▶ _Task to complete_:
An exact repetition of the records is required. Leave nothing out.
/---
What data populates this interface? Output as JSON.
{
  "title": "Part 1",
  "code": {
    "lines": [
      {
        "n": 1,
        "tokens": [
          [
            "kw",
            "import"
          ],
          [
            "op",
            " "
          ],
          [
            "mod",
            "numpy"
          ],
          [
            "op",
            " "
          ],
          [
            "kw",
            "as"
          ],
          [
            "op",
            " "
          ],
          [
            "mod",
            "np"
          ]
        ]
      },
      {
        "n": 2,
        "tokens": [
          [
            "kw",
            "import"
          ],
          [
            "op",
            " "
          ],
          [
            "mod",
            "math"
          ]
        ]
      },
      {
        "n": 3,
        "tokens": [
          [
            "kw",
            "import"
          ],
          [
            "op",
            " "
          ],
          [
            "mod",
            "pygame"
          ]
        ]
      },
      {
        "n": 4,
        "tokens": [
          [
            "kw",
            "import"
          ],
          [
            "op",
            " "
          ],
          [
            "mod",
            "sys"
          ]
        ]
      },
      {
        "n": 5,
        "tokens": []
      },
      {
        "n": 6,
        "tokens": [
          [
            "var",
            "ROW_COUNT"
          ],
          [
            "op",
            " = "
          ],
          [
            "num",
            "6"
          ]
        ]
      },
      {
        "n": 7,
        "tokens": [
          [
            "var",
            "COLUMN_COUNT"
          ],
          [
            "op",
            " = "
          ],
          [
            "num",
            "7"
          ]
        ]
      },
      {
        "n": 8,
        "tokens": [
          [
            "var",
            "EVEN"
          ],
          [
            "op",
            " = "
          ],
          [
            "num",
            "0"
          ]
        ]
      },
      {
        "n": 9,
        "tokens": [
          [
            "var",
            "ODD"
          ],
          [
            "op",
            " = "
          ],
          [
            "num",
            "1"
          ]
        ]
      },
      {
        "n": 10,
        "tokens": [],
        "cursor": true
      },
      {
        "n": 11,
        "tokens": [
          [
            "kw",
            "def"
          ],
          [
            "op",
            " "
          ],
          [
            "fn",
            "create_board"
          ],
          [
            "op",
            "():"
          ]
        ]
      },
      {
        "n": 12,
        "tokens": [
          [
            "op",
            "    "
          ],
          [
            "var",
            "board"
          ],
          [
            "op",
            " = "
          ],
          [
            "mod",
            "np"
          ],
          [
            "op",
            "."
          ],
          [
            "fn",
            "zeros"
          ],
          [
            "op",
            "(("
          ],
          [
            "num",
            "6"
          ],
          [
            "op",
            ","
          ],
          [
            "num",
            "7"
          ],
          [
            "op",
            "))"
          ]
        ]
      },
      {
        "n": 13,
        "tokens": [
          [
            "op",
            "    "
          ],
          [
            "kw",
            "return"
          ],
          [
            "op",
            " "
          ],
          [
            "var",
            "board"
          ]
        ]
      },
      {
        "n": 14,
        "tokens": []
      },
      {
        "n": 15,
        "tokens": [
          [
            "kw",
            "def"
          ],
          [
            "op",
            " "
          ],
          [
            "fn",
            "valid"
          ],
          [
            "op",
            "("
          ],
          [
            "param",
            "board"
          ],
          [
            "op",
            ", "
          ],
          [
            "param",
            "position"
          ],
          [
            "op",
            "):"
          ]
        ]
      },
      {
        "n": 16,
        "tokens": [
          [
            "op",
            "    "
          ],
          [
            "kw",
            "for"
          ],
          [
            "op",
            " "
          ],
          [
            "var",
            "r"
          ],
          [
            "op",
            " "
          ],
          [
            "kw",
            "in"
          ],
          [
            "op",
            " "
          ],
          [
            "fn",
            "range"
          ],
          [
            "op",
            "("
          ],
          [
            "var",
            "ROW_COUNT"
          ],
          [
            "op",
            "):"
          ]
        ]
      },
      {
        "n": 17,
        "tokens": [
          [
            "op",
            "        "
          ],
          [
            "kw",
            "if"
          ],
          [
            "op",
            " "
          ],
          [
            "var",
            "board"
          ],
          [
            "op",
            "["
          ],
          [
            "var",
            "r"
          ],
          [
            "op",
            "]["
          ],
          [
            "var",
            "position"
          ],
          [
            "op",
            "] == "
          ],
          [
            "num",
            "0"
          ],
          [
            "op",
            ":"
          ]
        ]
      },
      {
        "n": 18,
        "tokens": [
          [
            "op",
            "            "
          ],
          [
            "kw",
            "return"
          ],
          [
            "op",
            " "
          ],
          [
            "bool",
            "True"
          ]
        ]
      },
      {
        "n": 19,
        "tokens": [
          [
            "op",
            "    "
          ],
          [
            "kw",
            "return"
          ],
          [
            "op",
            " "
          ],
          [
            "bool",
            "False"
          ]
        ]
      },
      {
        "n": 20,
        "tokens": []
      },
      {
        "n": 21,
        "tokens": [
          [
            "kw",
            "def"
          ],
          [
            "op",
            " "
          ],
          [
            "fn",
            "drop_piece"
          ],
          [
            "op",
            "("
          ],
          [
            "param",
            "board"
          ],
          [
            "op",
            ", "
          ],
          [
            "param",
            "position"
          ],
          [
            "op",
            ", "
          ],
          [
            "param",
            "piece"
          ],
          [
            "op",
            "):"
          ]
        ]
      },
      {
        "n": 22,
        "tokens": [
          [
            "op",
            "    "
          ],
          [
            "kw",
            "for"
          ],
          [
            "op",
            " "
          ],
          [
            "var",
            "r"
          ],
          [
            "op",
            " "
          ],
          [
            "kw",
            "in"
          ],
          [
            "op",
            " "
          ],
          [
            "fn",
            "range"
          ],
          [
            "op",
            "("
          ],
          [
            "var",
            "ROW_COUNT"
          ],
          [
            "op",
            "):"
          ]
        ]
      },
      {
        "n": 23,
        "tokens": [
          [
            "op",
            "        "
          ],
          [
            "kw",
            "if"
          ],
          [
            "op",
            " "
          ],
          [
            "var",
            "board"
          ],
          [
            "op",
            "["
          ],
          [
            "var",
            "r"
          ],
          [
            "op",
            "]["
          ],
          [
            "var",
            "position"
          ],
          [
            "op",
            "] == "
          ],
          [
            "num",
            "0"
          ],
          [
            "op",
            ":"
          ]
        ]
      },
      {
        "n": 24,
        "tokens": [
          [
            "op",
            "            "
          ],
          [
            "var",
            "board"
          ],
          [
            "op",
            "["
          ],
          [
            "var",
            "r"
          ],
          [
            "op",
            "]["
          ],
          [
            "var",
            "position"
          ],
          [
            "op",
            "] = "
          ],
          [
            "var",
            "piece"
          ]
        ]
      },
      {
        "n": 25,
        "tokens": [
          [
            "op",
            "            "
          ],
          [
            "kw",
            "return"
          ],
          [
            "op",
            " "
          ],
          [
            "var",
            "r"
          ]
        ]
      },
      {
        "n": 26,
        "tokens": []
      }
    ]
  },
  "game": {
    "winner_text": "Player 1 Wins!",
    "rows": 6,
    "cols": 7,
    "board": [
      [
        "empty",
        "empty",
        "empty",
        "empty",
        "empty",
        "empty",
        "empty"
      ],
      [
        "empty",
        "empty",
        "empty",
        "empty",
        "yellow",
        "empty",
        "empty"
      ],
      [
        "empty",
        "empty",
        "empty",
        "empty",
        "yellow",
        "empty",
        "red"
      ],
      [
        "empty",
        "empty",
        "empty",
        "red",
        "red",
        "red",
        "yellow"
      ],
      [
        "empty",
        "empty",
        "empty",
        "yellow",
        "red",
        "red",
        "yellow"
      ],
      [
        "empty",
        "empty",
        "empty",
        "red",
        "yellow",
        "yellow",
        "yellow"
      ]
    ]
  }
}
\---
▶ _Result of the task_:
What data populates this interface? Output as JSON.
{
  "title": "Part 1",
  "code": {
    "lines": [
      {
        "n": 1,
        "tokens": [
          [
            "kw",
            "import"
          ],
          [
            "op",
            " "
          ],
          [
            "mod",
            "numpy"
          ],
          [
            "op",
            " "
          ],
          [
            "kw",
            "as"
          ],
          [
            "op",
            " "
          ],
          [
            "mod",
            "np"
          ]
        ]
      },
      {
        "n": 2,
        "tokens": [
          [
            "kw",
            "import"
          ],
          [
            "op",
            " "
          ],
          [
            "mod",
            "math"
          ]
        ]
      },
      {
        "n": 3,
        "tokens": [
          [
            "kw",
            "import"
          ],
          [
            "op",
            " "
          ],
          [
            "mod",
            "pygame"
          ]
        ]
      },
      {
        "n": 4,
        "tokens": [
          [
            "kw",
            "import"
          ],
          [
            "op",
            " "
          ],
          [
            "mod",
            "sys"
          ]
        ]
      },
      {
        "n": 5,
        "tokens": []
      },
      {
        "n": 6,
        "tokens": [
          [
            "var",
            "ROW_COUNT"
          ],
          [
            "op",
            " = "
          ],
          [
            "num",
            "6"
          ]
        ]
      },
      {
        "n": 7,
        "tokens": [
          [
            "var",
            "COLUMN_COUNT"
          ],
          [
            "op",
            " = "
          ],
          [
            "num",
            "7"
          ]
        ]
      },
      {
        "n": 8,
        "tokens": [
          [
            "var",
            "EVEN"
          ],
          [
            "op",
            " = "
          ],
          [
            "num",
            "0"
          ]
        ]
      },
      {
        "n": 9,
        "tokens": [
          [
            "var",
            "ODD"
          ],
          [
            "op",
            " = "
          ],
          [
            "num",
            "1"
          ]
        ]
      },
      {
        "n": 10,
        "tokens": [],
        "cursor": true
      },
      {
        "n": 11,
        "tokens": [
          [
            "kw",
            "def"
          ],
          [
            "op",
            " "
          ],
          [
            "fn",
            "create_board"
          ],
          [
            "op",
            "():"
          ]
        ]
      },
      {
        "n": 12,
        "tokens": [
          [
            "op",
            "    "
          ],
          [
            "var",
            "board"
          ],
          [
            "op",
            " = "
          ],
          [
            "mod",
            "np"
          ],
          [
            "op",
            "."
          ],
          [
            "fn",
            "zeros"
          ],
          [
            "op",
            "(("
          ],
          [
            "num",
            "6"
          ],
          [
            "op",
            ","
          ],
          [
            "num",
            "7"
          ],
          [
            "op",
            "))"
          ]
        ]
      },
      {
        "n": 13,
        "tokens": [
          [
            "op",
            "    "
          ],
          [
            "kw",
            "return"
          ],
          [
            "op",
            " "
          ],
          [
            "var",
            "board"
          ]
        ]
      },
      {
        "n": 14,
        "tokens": []
      },
      {
        "n": 15,
        "tokens": [
          [
            "kw",
            "def"
          ],
          [
            "op",
            " "
          ],
          [
            "fn",
            "valid"
          ],
          [
            "op",
            "("
          ],
          [
            "param",
            "board"
          ],
          [
            "op",
            ", "
          ],
          [
            "param",
            "position"
          ],
          [
            "op",
            "):"
          ]
        ]
      },
      {
        "n": 16,
        "tokens": [
          [
            "op",
            "    "
          ],
          [
            "kw",
            "for"
          ],
          [
            "op",
            " "
          ],
          [
            "var",
            "r"
          ],
          [
            "op",
            " "
          ],
          [
            "kw",
            "in"
          ],
          [
            "op",
            " "
          ],
          [
            "fn",
            "range"
          ],
          [
            "op",
            "("
          ],
          [
            "var",
            "ROW_COUNT"
          ],
          [
            "op",
            "):"
          ]
        ]
      },
      {
        "n": 17,
        "tokens": [
          [
            "op",
            "        "
          ],
          [
            "kw",
            "if"
          ],
          [
            "op",
            " "
          ],
          [
            "var",
            "board"
          ],
          [
            "op",
            "["
          ],
          [
            "var",
            "r"
          ],
          [
            "op",
            "]["
          ],
          [
            "var",
            "position"
          ],
          [
            "op",
            "] == "
          ],
          [
            "num",
            "0"
          ],
          [
            "op",
            ":"
          ]
        ]
      },
      {
        "n": 18,
        "tokens": [
          [
            "op",
            "            "
          ],
          [
            "kw",
            "return"
          ],
          [
            "op",
            " "
          ],
          [
            "bool",
            "True"
          ]
        ]
      },
      {
        "n": 19,
        "tokens": [
          [
            "op",
            "    "
          ],
          [
            "kw",
            "return"
          ],
          [
            "op",
            " "
          ],
          [
            "bool",
            "False"
          ]
        ]
      },
      {
        "n": 20,
        "tokens": []
      },
      {
        "n": 21,
        "tokens": [
          [
            "kw",
            "def"
          ],
          [
            "op",
            " "
          ],
          [
            "fn",
            "drop_piece"
          ],
          [
            "op",
            "("
          ],
          [
            "param",
            "board"
          ],
          [
            "op",
            ", "
          ],
          [
            "param",
            "position"
          ],
          [
            "op",
            ", "
          ],
          [
            "param",
            "piece"
          ],
          [
            "op",
            "):"
          ]
        ]
      },
      {
        "n": 22,
        "tokens": [
          [
            "op",
            "    "
          ],
          [
            "kw",
            "for"
          ],
          [
            "op",
            " "
          ],
          [
            "var",
            "r"
          ],
          [
            "op",
            " "
          ],
          [
            "kw",
            "in"
          ],
          [
            "op",
            " "
          ],
          [
            "fn",
            "range"
          ],
          [
            "op",
            "("
          ],
          [
            "var",
            "ROW_COUNT"
          ],
          [
            "op",
            "):"
          ]
        ]
      },
      {
        "n": 23,
        "tokens": [
          [
            "op",
            "        "
          ],
          [
            "kw",
            "if"
          ],
          [
            "op",
            " "
          ],
          [
            "var",
            "board"
          ],
          [
            "op",
            "["
          ],
          [
            "var",
            "r"
          ],
          [
            "op",
            "]["
          ],
          [
            "var",
            "position"
          ],
          [
            "op",
            "] == "
          ],
          [
            "num",
            "0"
          ],
          [
            "op",
            ":"
          ]
        ]
      },
      {
        "n": 24,
        "tokens": [
          [
            "op",
            "            "
          ],
          [
            "var",
            "board"
          ],
          [
            "op",
            "["
          ],
          [
            "var",
            "r"
          ],
          [
            "op",
            "]["
          ],
          [
            "var",
            "position"
          ],
          [
            "op",
            "] = "
          ],
          [
            "var",
            "piece"
          ]
        ]
      },
      {
        "n": 25,
        "tokens": [
          [
            "op",
            "            "
          ],
          [
            "kw",
            "return"
          ],
          [
            "op",
            " "
          ],
          [
            "var",
            "r"
          ]
        ]
      },
      {
        "n": 26,
        "tokens": []
      }
    ]
  },
  "game": {
    "winner_text": "Player 1 Wins!",
    "rows": 6,
    "cols": 7,
    "board": [
      [
        "empty",
        "empty",
        "empty",
        "empty",
        "empty",
        "empty",
        "empty"
      ],
      [
        "empty",
        "empty",
        "empty",
        "empty",
        "yellow",
        "empty",
        "empty"
      ],
      [
        "empty",
        "empty",
        "empty",
        "empty",
        "yellow",
        "empty",
        "red"
      ],
      [
        "empty",
        "empty",
        "empty",
        "red",
        "red",
        "red",
        "yellow"
      ],
      [
        "empty",
        "empty",
        "empty",
        "yellow",
        "red",
        "red",
        "yellow"
      ],
      [
        "empty",
        "empty",
        "empty",
        "red",
        "yellow",
        "yellow",
        "yellow"
      ]
    ]
  }
}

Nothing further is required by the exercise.